• **The input**
★ ★ ★ ★ ★
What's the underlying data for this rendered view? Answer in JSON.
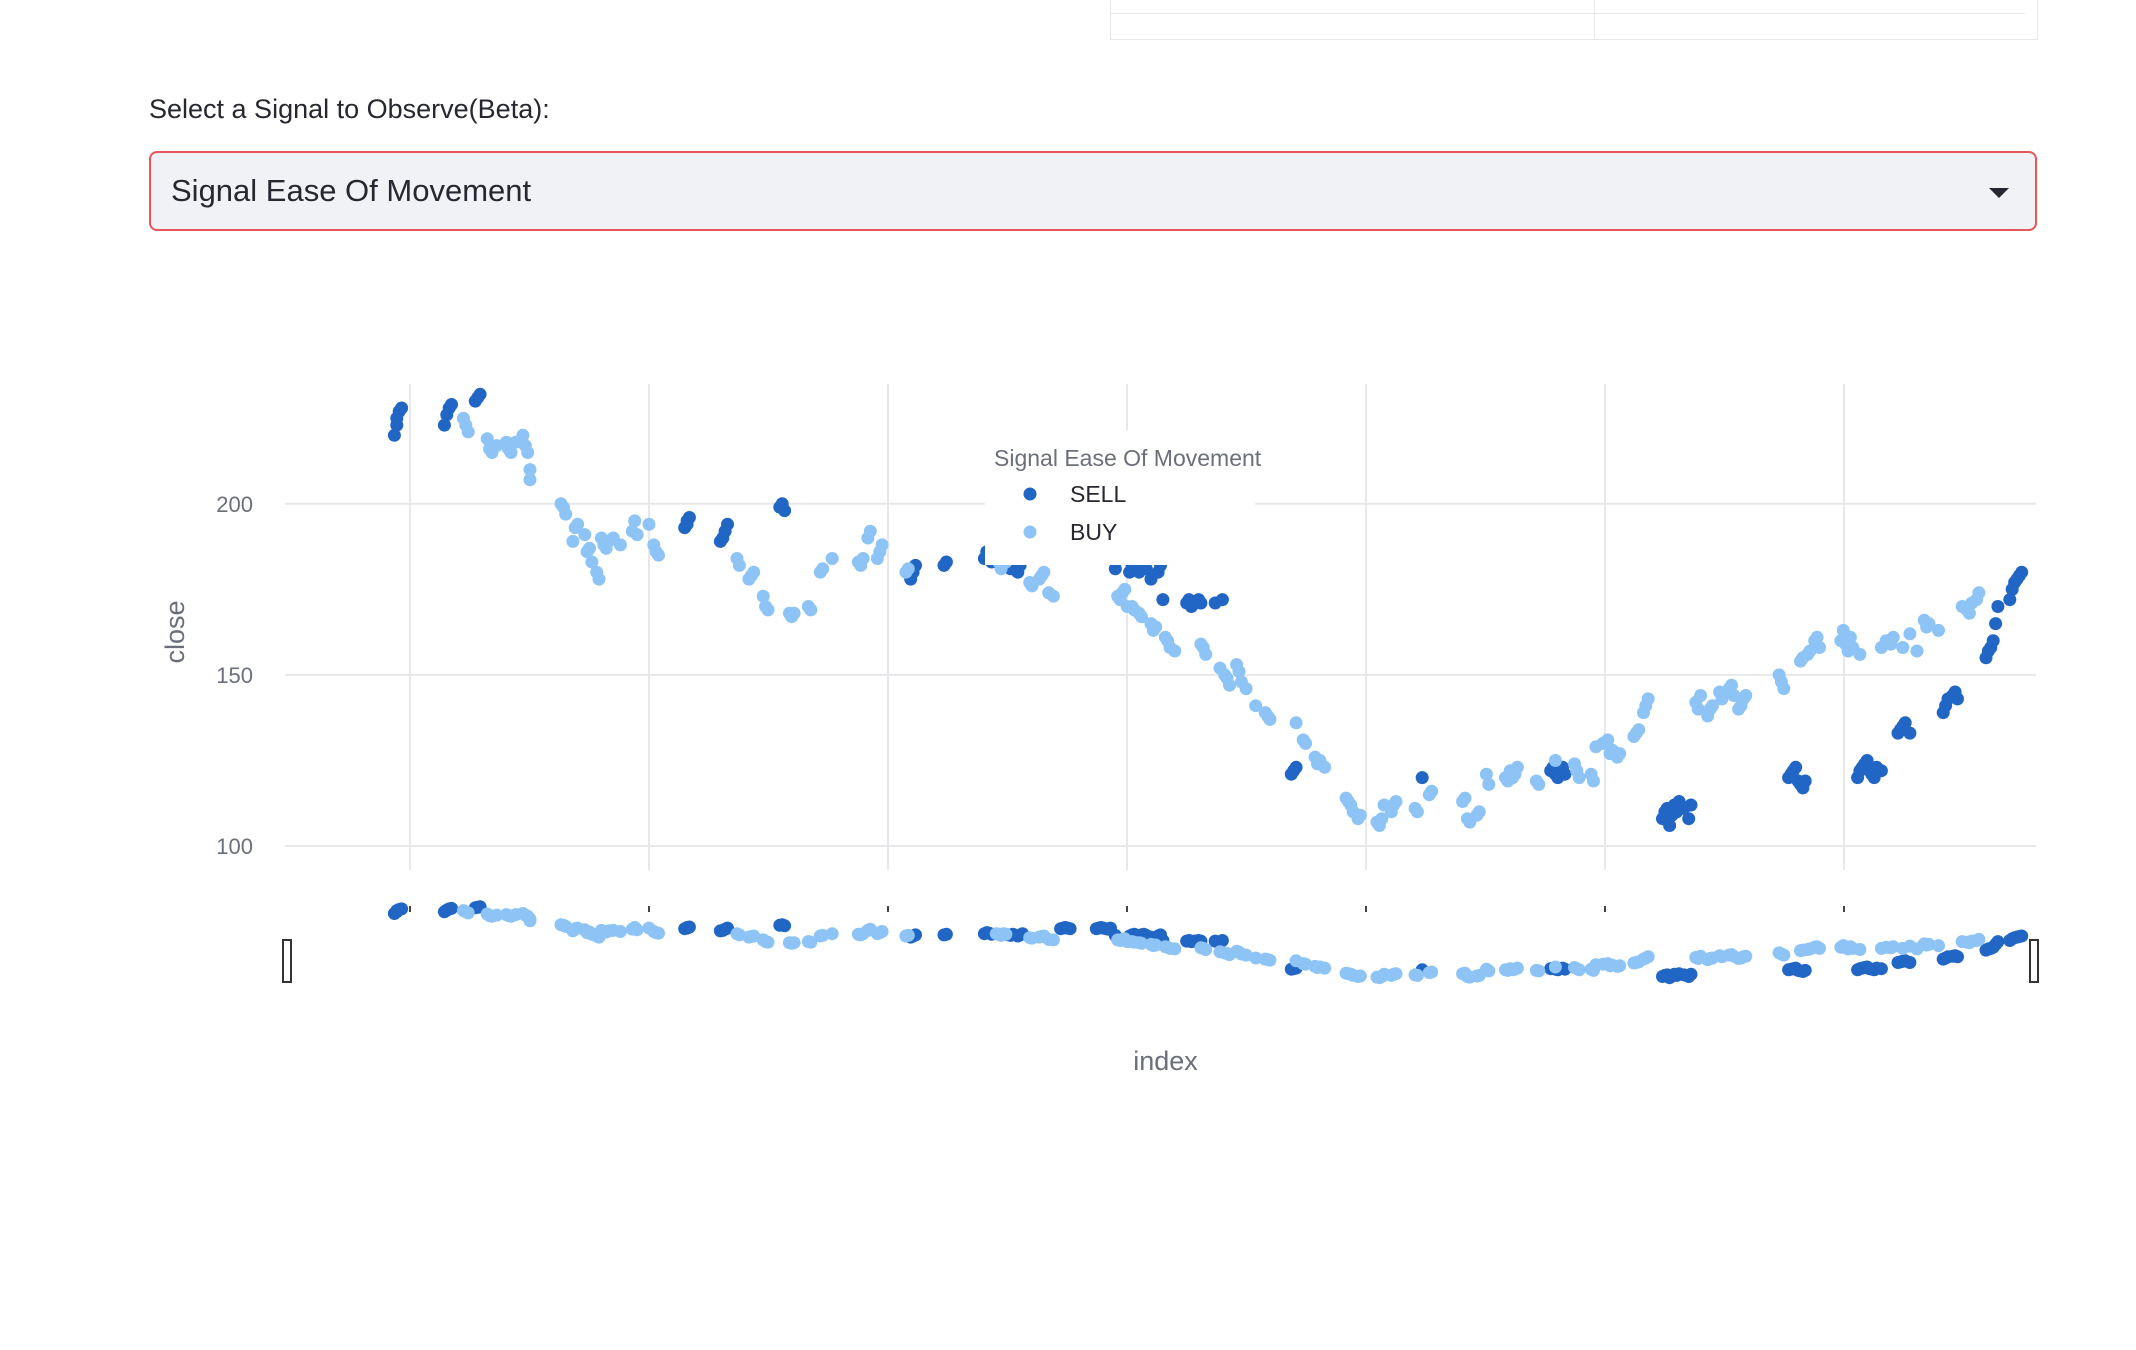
{
  "selector": {
    "label": "Select a Signal to Observe(Beta):",
    "value": "Signal Ease Of Movement"
  },
  "colors": {
    "sell": "#2166c4",
    "buy": "#8dc4f5",
    "grid": "#e8e8ec",
    "focus_border": "#e8565a"
  },
  "chart_data": {
    "type": "scatter",
    "xlabel": "index",
    "ylabel": "close",
    "ylim": [
      93,
      235
    ],
    "xlim": [
      -5,
      731
    ],
    "yticks": [
      100,
      150,
      200
    ],
    "grid": true,
    "legend": {
      "title": "Signal Ease Of Movement",
      "placement": "top-center"
    },
    "range_slider": true,
    "series": [
      {
        "name": "SELL",
        "color": "#2166c4",
        "x": [
          41,
          42,
          42,
          43,
          44,
          62,
          63,
          64,
          65,
          75,
          76,
          77,
          163,
          164,
          165,
          164,
          178,
          179,
          180,
          181,
          203,
          204,
          205,
          258,
          259,
          260,
          272,
          273,
          289,
          290,
          291,
          292,
          299,
          300,
          301,
          303,
          304,
          305,
          321,
          322,
          323,
          324,
          325,
          336,
          337,
          338,
          339,
          340,
          341,
          342,
          344,
          350,
          351,
          352,
          353,
          354,
          355,
          356,
          357,
          359,
          362,
          363,
          364,
          374,
          375,
          376,
          377,
          378,
          379,
          380,
          386,
          389,
          418,
          419,
          420,
          473,
          527,
          528,
          529,
          530,
          531,
          532,
          533,
          574,
          575,
          576,
          577,
          578,
          579,
          580,
          581,
          583,
          585,
          586,
          627,
          628,
          629,
          630,
          631,
          632,
          633,
          634,
          656,
          657,
          658,
          659,
          660,
          661,
          662,
          663,
          664,
          666,
          673,
          674,
          675,
          676,
          678,
          692,
          693,
          694,
          696,
          697,
          698,
          710,
          711,
          712,
          713,
          714,
          715,
          720,
          721,
          722,
          723,
          724,
          725
        ],
        "y": [
          220,
          223,
          225,
          227,
          228,
          223,
          226,
          228,
          229,
          230,
          231,
          232,
          193,
          194,
          196,
          195,
          189,
          190,
          192,
          194,
          199,
          200,
          198,
          178,
          180,
          182,
          182,
          183,
          184,
          186,
          185,
          183,
          182,
          181,
          183,
          180,
          182,
          184,
          193,
          194,
          195,
          194,
          193,
          193,
          194,
          195,
          194,
          193,
          192,
          194,
          181,
          180,
          182,
          183,
          181,
          180,
          182,
          183,
          181,
          178,
          180,
          182,
          172,
          171,
          172,
          170,
          171,
          171,
          172,
          171,
          171,
          172,
          121,
          122,
          123,
          120,
          122,
          123,
          121,
          120,
          122,
          123,
          121,
          108,
          110,
          111,
          106,
          109,
          112,
          110,
          113,
          111,
          108,
          112,
          120,
          121,
          122,
          123,
          119,
          118,
          117,
          119,
          120,
          122,
          123,
          124,
          125,
          122,
          121,
          120,
          123,
          122,
          133,
          134,
          135,
          136,
          133,
          139,
          141,
          143,
          144,
          145,
          143,
          155,
          157,
          158,
          160,
          165,
          170,
          172,
          175,
          177,
          178,
          179,
          180
        ]
      },
      {
        "name": "BUY",
        "color": "#8dc4f5",
        "x": [
          70,
          71,
          72,
          80,
          81,
          82,
          84,
          88,
          89,
          90,
          92,
          95,
          96,
          97,
          98,
          98,
          111,
          112,
          113,
          116,
          117,
          118,
          121,
          122,
          123,
          124,
          126,
          127,
          128,
          129,
          130,
          131,
          133,
          136,
          141,
          142,
          143,
          148,
          150,
          151,
          152,
          185,
          186,
          190,
          191,
          192,
          196,
          197,
          198,
          207,
          208,
          209,
          215,
          216,
          220,
          221,
          225,
          236,
          237,
          238,
          240,
          241,
          244,
          245,
          246,
          256,
          257,
          294,
          295,
          296,
          297,
          298,
          308,
          309,
          312,
          313,
          314,
          316,
          318,
          345,
          346,
          347,
          348,
          349,
          351,
          352,
          354,
          355,
          359,
          360,
          361,
          365,
          366,
          367,
          369,
          380,
          381,
          382,
          388,
          390,
          391,
          392,
          395,
          396,
          397,
          399,
          403,
          407,
          408,
          409,
          420,
          423,
          424,
          428,
          429,
          430,
          432,
          441,
          442,
          443,
          444,
          446,
          447,
          454,
          455,
          456,
          457,
          460,
          461,
          462,
          470,
          471,
          476,
          477,
          490,
          491,
          492,
          493,
          496,
          497,
          500,
          501,
          508,
          509,
          510,
          511,
          512,
          513,
          521,
          522,
          529,
          537,
          538,
          539,
          544,
          545,
          546,
          549,
          551,
          552,
          553,
          555,
          556,
          562,
          563,
          564,
          566,
          567,
          568,
          588,
          589,
          590,
          593,
          594,
          595,
          598,
          599,
          602,
          603,
          604,
          606,
          607,
          608,
          609,
          623,
          624,
          625,
          632,
          633,
          635,
          636,
          638,
          639,
          640,
          649,
          650,
          651,
          652,
          653,
          654,
          657,
          666,
          668,
          670,
          671,
          675,
          678,
          681,
          684,
          685,
          686,
          690,
          700,
          702,
          703,
          704,
          706,
          707
        ],
        "y": [
          225,
          223,
          221,
          219,
          216,
          215,
          217,
          218,
          216,
          215,
          218,
          220,
          217,
          215,
          210,
          207,
          200,
          199,
          197,
          189,
          193,
          194,
          191,
          186,
          187,
          183,
          180,
          178,
          190,
          188,
          187,
          189,
          190,
          188,
          192,
          195,
          191,
          194,
          188,
          186,
          185,
          184,
          182,
          178,
          179,
          180,
          173,
          170,
          169,
          168,
          167,
          168,
          170,
          169,
          180,
          181,
          184,
          183,
          182,
          184,
          190,
          192,
          184,
          186,
          188,
          180,
          181,
          184,
          183,
          181,
          184,
          183,
          177,
          176,
          178,
          179,
          180,
          174,
          173,
          173,
          172,
          174,
          175,
          170,
          170,
          169,
          168,
          167,
          165,
          163,
          164,
          161,
          160,
          158,
          157,
          159,
          158,
          156,
          152,
          150,
          149,
          147,
          153,
          151,
          148,
          146,
          141,
          139,
          138,
          137,
          136,
          131,
          130,
          126,
          124,
          125,
          123,
          114,
          113,
          112,
          110,
          108,
          109,
          107,
          106,
          108,
          112,
          110,
          112,
          113,
          111,
          110,
          115,
          116,
          113,
          114,
          108,
          107,
          109,
          110,
          121,
          118,
          120,
          119,
          122,
          120,
          121,
          123,
          119,
          118,
          125,
          124,
          122,
          120,
          121,
          119,
          129,
          130,
          131,
          127,
          128,
          126,
          127,
          132,
          133,
          134,
          139,
          141,
          143,
          142,
          140,
          144,
          138,
          140,
          141,
          145,
          143,
          146,
          147,
          144,
          140,
          141,
          143,
          144,
          150,
          148,
          146,
          154,
          155,
          156,
          157,
          160,
          161,
          158,
          160,
          163,
          159,
          157,
          161,
          158,
          156,
          158,
          160,
          159,
          161,
          158,
          162,
          157,
          166,
          164,
          165,
          163,
          170,
          169,
          168,
          171,
          172,
          174
        ]
      }
    ]
  }
}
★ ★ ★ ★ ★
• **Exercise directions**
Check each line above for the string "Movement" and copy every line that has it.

• **Written answer**
    "value": "Signal Ease Of Movement"
      "title": "Signal Ease Of Movement",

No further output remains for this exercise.